Perhaps the best takeaway is the show of the determination by the leadership of the House to carry the issue forward.
On June 8, 2021, the Speaker kept the promise of coming up with proactive legislation that will change the way and manner security matters are handled in the country.
At plenary, nine bills arising from the security summit were presented. In announcing this, Gbajabiamila said the bills arose from the contributions received from Nigerians during the summit.
The newly introduced security-related bills are the Armed Forces Act (Amendment) Bill, 2021; Police Act (Amendment) Bill, 2021; National Security and Civil Defence Corps Act, 2003 (Amendment) Bill, 2021; National Security and Civil Defence Corps Act, 2007 (Amendment) Bill, 2021; ECOWAS Convention on Small Arms, Light Weapons and Ammunition (Ratification and Enforcement) Bill, 2021.

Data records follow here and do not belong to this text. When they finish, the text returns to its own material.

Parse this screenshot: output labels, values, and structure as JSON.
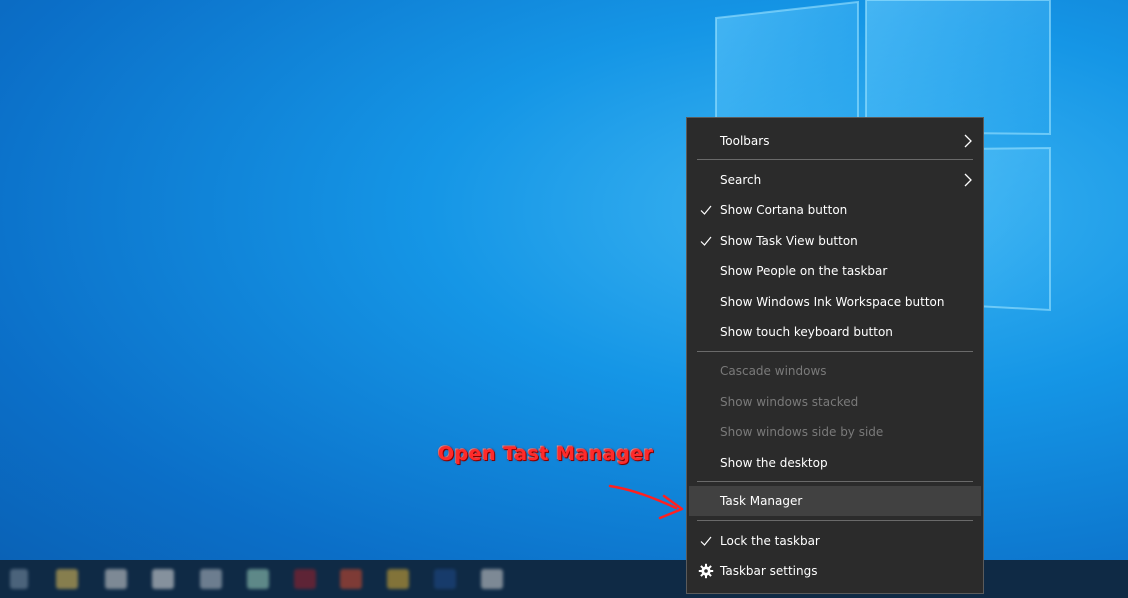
{
  "context_menu": {
    "items": [
      {
        "label": "Toolbars",
        "checked": false,
        "submenu": true,
        "disabled": false
      },
      {
        "label": "Search",
        "checked": false,
        "submenu": true,
        "disabled": false
      },
      {
        "label": "Show Cortana button",
        "checked": true,
        "submenu": false,
        "disabled": false
      },
      {
        "label": "Show Task View button",
        "checked": true,
        "submenu": false,
        "disabled": false
      },
      {
        "label": "Show People on the taskbar",
        "checked": false,
        "submenu": false,
        "disabled": false
      },
      {
        "label": "Show Windows Ink Workspace button",
        "checked": false,
        "submenu": false,
        "disabled": false
      },
      {
        "label": "Show touch keyboard button",
        "checked": false,
        "submenu": false,
        "disabled": false
      },
      {
        "label": "Cascade windows",
        "checked": false,
        "submenu": false,
        "disabled": true
      },
      {
        "label": "Show windows stacked",
        "checked": false,
        "submenu": false,
        "disabled": true
      },
      {
        "label": "Show windows side by side",
        "checked": false,
        "submenu": false,
        "disabled": true
      },
      {
        "label": "Show the desktop",
        "checked": false,
        "submenu": false,
        "disabled": false
      },
      {
        "label": "Task Manager",
        "checked": false,
        "submenu": false,
        "disabled": false,
        "highlighted": true
      },
      {
        "label": "Lock the taskbar",
        "checked": true,
        "submenu": false,
        "disabled": false
      },
      {
        "label": "Taskbar settings",
        "checked": false,
        "submenu": false,
        "disabled": false,
        "icon": "gear-icon"
      }
    ]
  },
  "annotation": {
    "text": "Open Tast Manager",
    "color": "#ff2a2a"
  },
  "colors": {
    "menu_background": "#2b2b2b",
    "menu_hover": "#414141",
    "menu_text": "#ffffff",
    "menu_disabled_text": "#7a7a7a",
    "desktop_blue": "#1596e6",
    "taskbar": "#0f2a45"
  },
  "icons": {
    "check": "check-icon",
    "submenu": "chevron-right-icon",
    "settings": "gear-icon",
    "windows_logo": "windows-logo"
  }
}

Others are the Economic and Financial Crimes Commission Act (Amendment) Bill, 2021; Corrupt Practices and Other Related Offences Act (Amendment) Bill, 2021; Customs and Excise Management Act (Amendment) Bill, 2021.
There is also a bill on the amendment of Sections 215 (5) and 315 (5) of the constitution, which seeks to establish a judicial review of police actions and to strip certain laws from the constitution to make it possible for their reform through regular legislative processes.
As for the ECOWAS Bill, it seeks to ratify the ECOWAS Convention on Small Arms, Light Weapons and Ammunition as well as ensure enforcement of same in Nigeria.
The other bills are intended to reform Nigeria’s national security statutory framework and address the issues of overlapping mandates resulting in inter-agency rivalry and lack of cooperation among the security agencies. Another aspect is to make community policing operational so that communities and the police can work together to protect the citizens. The bills are part of the first phase of the legislative interventions on national security by the House, according to the Speaker.
Importantly, there is reinforcement of the determination of the Executive and the Legislature to work together to find a lasting solution to this problem. With this, Nigerians should be rest assured the situation is not a hopeless one as there is that political will on both sides to tackle it.
Musa Abdullahi Krishi is the Chief Press Secretary to the Speaker, House of Representatives, Federal Republic of Nigeria